  • The neurotransmitter disturbances responsible for cognitive dysfunction in schizophrenia are hypothesized to originate with alterations in postsynaptic scaffold proteins. We have recently reported that protein levels of FRMPD4, a multiscaffolding protein that modulates both Homer1 and postsynaptic density protein 95 activity, is altered in the schizophrenia postmortem brain, in regions involved in cognition. Here, we set out to investigate whether genetic variation in FRMPD4 is associated with cognitive function in people with schizophrenia. We selected and examined a novel single nucleotide polymorphism, rs5979717 (positioned in the noncoding 3' untranslated region of FRMPD4 and potentially influencing protein expression), for its association with schizophrenia and nine measures of cognitive function, using age-matched and sex-matched samples from 268 schizophrenia cases and 268 healthy controls. Brain samples from 20 schizophrenia patients and 20 healthy controls were additionally genotyped to study the influence of this variant on protein expression of FRMPD4. Allelic distribution of rs5979717 was associated with schizophrenia in females ([chi]2=4.52, P=0.030). No effects of rs5979717 were observed on cognitive performance, nor an influence of rs5979717 genotypes on the expression of FRMPD4 proteins in postmortem brain samples. These data provide initial support for a sex-specific role for common variation in rs5979717 in schizophrenia, which now warrants further investigation.

Publication Date


  • 2016

Citation


  • Matosin, N., Green, M. J., Andrews, J. L., Newell, K. A. & Fernandez-Enright, F. (2016). Possibility of a sex-specific role for a genetic variant in FRMPD4 in schizophrenia, but not cognitive function. NeuroReport, 27 (1), 33-38.

Scopus Eid


  • 2-s2.0-84948717058

Ro Metadata Url


  • http://ro.uow.edu.au/smhpapers/3391

Number Of Pages


  • 5

Start Page


  • 33

End Page


  • 38

Volume


  • 27

Issue


  • 1

Abstract


  • The neurotransmitter disturbances responsible for cognitive dysfunction in schizophrenia are hypothesized to originate with alterations in postsynaptic scaffold proteins. We have recently reported that protein levels of FRMPD4, a multiscaffolding protein that modulates both Homer1 and postsynaptic density protein 95 activity, is altered in the schizophrenia postmortem brain, in regions involved in cognition. Here, we set out to investigate whether genetic variation in FRMPD4 is associated with cognitive function in people with schizophrenia.
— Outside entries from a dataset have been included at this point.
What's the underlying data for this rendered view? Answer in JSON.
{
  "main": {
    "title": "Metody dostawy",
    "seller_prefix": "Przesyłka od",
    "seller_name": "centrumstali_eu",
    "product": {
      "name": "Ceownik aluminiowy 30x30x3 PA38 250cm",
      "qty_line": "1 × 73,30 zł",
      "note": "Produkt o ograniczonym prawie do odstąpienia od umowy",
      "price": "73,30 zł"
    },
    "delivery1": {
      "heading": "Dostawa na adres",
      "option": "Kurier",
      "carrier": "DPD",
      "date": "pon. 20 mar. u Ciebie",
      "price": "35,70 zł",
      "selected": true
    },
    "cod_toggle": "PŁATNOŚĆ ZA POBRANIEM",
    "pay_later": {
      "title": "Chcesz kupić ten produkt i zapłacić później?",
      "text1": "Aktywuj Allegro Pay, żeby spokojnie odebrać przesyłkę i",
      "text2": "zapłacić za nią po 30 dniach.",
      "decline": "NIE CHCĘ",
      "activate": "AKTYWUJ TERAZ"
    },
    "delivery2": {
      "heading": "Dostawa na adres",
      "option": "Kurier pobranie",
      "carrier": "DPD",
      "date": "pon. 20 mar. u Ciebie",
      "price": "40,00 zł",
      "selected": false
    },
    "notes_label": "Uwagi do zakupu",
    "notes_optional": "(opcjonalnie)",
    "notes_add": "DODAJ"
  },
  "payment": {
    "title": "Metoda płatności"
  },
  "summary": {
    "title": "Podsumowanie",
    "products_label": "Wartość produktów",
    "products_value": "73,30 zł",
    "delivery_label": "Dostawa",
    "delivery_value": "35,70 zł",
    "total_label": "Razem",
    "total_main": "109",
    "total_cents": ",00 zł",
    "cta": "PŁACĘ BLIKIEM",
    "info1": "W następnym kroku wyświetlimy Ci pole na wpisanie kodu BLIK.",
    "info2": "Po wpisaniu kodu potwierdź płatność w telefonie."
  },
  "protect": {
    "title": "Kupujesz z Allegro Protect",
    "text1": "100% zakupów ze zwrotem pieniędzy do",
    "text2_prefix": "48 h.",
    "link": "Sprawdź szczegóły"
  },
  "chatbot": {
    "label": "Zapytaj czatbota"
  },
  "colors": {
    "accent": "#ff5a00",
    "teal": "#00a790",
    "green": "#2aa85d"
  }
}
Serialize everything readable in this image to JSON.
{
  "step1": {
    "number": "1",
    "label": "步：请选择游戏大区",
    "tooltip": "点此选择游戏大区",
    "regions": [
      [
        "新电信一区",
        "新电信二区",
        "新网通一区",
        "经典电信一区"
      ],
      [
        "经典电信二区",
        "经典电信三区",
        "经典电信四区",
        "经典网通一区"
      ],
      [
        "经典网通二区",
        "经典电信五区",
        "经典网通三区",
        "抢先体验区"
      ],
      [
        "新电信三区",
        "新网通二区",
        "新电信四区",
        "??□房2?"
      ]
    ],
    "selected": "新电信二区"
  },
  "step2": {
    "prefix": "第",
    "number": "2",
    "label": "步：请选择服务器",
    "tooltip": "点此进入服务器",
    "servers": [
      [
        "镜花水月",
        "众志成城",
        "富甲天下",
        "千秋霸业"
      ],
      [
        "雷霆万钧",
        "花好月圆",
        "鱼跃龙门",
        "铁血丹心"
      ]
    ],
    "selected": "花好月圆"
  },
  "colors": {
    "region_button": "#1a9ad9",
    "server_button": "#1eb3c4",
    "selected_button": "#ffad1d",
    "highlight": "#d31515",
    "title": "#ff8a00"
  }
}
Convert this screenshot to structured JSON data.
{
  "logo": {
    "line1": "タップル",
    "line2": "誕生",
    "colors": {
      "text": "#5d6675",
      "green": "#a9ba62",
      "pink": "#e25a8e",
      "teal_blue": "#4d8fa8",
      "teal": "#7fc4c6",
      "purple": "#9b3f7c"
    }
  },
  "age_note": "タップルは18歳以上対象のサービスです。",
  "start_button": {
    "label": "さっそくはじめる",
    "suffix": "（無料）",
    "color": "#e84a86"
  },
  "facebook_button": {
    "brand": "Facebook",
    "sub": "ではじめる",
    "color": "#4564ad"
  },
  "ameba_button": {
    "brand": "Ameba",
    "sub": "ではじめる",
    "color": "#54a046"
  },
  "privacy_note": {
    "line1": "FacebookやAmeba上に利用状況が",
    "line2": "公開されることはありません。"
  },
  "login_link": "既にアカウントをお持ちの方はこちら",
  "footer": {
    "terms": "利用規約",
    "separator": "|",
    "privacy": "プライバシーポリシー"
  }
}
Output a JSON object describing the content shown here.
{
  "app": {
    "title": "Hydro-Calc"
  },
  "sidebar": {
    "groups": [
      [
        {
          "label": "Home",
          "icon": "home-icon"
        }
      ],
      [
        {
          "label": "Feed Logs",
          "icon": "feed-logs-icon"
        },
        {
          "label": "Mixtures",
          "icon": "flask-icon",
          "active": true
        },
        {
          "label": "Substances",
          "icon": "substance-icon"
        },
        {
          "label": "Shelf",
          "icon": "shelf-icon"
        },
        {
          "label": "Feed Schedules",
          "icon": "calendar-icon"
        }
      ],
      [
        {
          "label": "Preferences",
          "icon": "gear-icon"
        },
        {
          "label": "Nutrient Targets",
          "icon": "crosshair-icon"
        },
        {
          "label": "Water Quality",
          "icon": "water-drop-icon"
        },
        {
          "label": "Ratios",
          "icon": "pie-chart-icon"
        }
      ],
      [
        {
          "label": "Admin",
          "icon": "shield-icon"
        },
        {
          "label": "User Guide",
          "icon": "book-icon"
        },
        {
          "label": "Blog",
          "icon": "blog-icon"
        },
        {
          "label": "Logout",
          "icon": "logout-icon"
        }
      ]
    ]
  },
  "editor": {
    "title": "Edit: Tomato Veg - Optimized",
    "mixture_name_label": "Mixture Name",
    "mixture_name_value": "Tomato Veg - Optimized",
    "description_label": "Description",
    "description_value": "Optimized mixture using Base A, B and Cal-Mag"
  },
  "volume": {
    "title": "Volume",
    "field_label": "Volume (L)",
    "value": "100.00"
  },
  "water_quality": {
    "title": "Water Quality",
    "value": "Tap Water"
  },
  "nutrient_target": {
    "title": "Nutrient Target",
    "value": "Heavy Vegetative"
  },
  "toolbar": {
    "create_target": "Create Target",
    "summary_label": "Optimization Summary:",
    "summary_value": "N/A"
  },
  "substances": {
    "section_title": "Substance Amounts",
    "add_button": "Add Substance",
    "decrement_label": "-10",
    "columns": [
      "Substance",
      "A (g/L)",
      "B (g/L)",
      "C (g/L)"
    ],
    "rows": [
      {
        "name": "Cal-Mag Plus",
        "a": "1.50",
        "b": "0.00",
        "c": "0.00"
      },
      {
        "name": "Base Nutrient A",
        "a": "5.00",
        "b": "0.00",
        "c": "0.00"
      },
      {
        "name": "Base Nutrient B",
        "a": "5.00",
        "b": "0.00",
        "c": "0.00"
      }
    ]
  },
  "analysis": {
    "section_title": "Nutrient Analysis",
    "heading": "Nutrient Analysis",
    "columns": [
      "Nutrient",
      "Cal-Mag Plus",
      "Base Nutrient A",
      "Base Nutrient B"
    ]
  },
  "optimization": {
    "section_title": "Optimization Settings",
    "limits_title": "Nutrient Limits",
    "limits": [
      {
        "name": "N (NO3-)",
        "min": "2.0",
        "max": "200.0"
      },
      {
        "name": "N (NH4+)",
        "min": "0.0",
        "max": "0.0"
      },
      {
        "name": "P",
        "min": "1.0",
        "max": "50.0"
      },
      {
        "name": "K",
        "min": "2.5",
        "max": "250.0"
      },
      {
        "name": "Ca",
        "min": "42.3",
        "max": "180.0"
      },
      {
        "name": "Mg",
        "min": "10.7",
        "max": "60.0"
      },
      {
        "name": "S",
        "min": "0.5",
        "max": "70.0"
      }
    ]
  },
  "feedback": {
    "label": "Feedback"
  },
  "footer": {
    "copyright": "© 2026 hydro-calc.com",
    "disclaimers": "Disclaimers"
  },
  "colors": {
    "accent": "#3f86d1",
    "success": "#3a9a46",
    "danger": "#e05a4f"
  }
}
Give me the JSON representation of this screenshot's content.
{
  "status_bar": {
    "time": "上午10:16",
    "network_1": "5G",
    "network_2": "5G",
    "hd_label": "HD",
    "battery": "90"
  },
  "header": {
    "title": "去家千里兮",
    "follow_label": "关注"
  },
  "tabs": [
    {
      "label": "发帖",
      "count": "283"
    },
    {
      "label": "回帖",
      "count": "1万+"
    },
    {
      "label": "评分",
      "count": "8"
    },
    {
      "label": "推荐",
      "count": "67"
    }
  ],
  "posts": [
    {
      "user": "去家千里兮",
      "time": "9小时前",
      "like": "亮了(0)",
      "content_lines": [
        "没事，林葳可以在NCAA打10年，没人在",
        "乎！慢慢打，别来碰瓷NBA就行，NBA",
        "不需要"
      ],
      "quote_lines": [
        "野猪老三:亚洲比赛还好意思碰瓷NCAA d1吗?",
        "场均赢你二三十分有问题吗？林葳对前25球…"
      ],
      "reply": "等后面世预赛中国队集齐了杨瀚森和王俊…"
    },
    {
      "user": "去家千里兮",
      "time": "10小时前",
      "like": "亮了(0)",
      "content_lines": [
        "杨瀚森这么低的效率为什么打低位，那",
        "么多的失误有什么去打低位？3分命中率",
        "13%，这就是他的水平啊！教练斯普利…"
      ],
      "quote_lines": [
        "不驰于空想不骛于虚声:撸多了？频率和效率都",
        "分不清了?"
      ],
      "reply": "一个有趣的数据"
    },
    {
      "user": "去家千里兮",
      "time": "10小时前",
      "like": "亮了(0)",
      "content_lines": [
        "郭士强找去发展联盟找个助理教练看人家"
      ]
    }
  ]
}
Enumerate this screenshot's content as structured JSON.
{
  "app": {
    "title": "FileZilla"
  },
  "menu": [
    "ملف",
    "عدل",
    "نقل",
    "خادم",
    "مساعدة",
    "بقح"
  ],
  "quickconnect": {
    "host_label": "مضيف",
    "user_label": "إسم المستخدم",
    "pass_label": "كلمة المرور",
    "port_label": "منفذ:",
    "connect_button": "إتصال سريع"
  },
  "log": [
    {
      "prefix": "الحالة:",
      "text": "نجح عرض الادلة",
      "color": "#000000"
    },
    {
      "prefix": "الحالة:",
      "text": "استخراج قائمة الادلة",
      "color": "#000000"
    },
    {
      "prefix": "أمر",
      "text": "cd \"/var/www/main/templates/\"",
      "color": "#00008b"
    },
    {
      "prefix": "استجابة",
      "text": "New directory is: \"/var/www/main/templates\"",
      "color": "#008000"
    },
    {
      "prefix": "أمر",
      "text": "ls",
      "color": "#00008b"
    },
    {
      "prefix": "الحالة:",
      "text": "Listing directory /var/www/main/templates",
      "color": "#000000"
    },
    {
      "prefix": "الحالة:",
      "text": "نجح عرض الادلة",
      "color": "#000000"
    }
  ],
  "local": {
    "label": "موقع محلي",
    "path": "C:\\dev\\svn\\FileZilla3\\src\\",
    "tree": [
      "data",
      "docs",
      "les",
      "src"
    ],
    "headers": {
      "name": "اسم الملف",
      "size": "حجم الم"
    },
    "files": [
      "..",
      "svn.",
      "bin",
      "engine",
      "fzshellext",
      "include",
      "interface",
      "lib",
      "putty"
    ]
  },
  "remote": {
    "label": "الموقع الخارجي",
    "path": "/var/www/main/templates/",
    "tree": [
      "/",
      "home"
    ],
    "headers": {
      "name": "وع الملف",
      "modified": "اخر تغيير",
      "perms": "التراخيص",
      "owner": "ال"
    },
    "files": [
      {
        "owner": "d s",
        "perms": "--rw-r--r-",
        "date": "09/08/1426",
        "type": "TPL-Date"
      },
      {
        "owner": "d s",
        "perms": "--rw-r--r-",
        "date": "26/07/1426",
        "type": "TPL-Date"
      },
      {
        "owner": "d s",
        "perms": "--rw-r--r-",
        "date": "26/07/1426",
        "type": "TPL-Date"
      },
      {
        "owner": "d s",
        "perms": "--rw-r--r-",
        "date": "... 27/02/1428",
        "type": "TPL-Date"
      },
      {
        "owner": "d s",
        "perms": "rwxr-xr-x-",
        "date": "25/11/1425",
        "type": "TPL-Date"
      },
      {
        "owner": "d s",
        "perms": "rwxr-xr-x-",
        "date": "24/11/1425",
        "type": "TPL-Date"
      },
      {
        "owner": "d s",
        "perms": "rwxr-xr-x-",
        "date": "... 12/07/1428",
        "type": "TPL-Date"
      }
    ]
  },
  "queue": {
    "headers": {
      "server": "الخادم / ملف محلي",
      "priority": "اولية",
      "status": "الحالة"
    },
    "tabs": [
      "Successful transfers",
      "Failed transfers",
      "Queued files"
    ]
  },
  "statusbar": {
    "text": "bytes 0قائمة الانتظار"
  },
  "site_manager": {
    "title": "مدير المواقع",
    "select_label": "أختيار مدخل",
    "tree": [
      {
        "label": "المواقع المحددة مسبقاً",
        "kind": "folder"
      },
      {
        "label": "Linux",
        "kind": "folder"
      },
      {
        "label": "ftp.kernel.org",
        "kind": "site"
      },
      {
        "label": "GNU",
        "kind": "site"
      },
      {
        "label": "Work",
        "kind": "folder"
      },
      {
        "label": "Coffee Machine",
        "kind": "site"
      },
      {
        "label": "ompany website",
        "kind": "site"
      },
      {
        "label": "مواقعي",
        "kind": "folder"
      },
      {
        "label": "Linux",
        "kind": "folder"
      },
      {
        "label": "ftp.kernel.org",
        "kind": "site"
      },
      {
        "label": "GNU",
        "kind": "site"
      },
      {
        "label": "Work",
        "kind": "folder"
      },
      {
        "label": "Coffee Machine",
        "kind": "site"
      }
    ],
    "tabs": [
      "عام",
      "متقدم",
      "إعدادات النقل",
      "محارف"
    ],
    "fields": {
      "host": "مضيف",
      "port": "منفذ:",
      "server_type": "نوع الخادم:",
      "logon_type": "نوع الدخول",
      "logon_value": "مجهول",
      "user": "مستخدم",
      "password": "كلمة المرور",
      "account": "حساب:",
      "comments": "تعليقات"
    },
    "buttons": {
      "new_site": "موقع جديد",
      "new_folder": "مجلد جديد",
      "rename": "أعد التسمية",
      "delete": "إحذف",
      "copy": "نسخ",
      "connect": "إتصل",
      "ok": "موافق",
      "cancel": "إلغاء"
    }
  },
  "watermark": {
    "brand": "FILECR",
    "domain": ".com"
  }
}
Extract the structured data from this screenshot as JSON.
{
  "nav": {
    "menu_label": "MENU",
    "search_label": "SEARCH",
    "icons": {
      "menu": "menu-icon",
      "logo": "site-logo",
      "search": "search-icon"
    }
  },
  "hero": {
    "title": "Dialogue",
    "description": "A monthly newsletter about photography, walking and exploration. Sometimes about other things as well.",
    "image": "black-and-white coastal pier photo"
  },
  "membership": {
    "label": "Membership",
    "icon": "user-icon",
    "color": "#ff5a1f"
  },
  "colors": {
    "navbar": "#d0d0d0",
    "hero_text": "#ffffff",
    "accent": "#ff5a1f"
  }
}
We selected and examined a novel single nucleotide polymorphism, rs5979717 (positioned in the noncoding 3' untranslated region of FRMPD4 and potentially influencing protein expression), for its association with schizophrenia and nine measures of cognitive function, using age-matched and sex-matched samples from 268 schizophrenia cases and 268 healthy controls. Brain samples from 20 schizophrenia patients and 20 healthy controls were additionally genotyped to study the influence of this variant on protein expression of FRMPD4. Allelic distribution of rs5979717 was associated with schizophrenia in females ([chi]2=4.52, P=0.030). No effects of rs5979717 were observed on cognitive performance, nor an influence of rs5979717 genotypes on the expression of FRMPD4 proteins in postmortem brain samples. These data provide initial support for a sex-specific role for common variation in rs5979717 in schizophrenia, which now warrants further investigation.

Publication Date


  • 2016

Citation


  • Matosin, N., Green, M. J., Andrews, J. L., Newell, K. A. & Fernandez-Enright, F. (2016). Possibility of a sex-specific role for a genetic variant in FRMPD4 in schizophrenia, but not cognitive function. NeuroReport, 27 (1), 33-38.

Scopus Eid


  • 2-s2.0-84948717058

Ro Metadata Url


  • http://ro.uow.edu.au/smhpapers/3391

Number Of Pages


  • 5

Start Page


  • 33

End Page


  • 38

Volume


  • 27

Issue


  • 1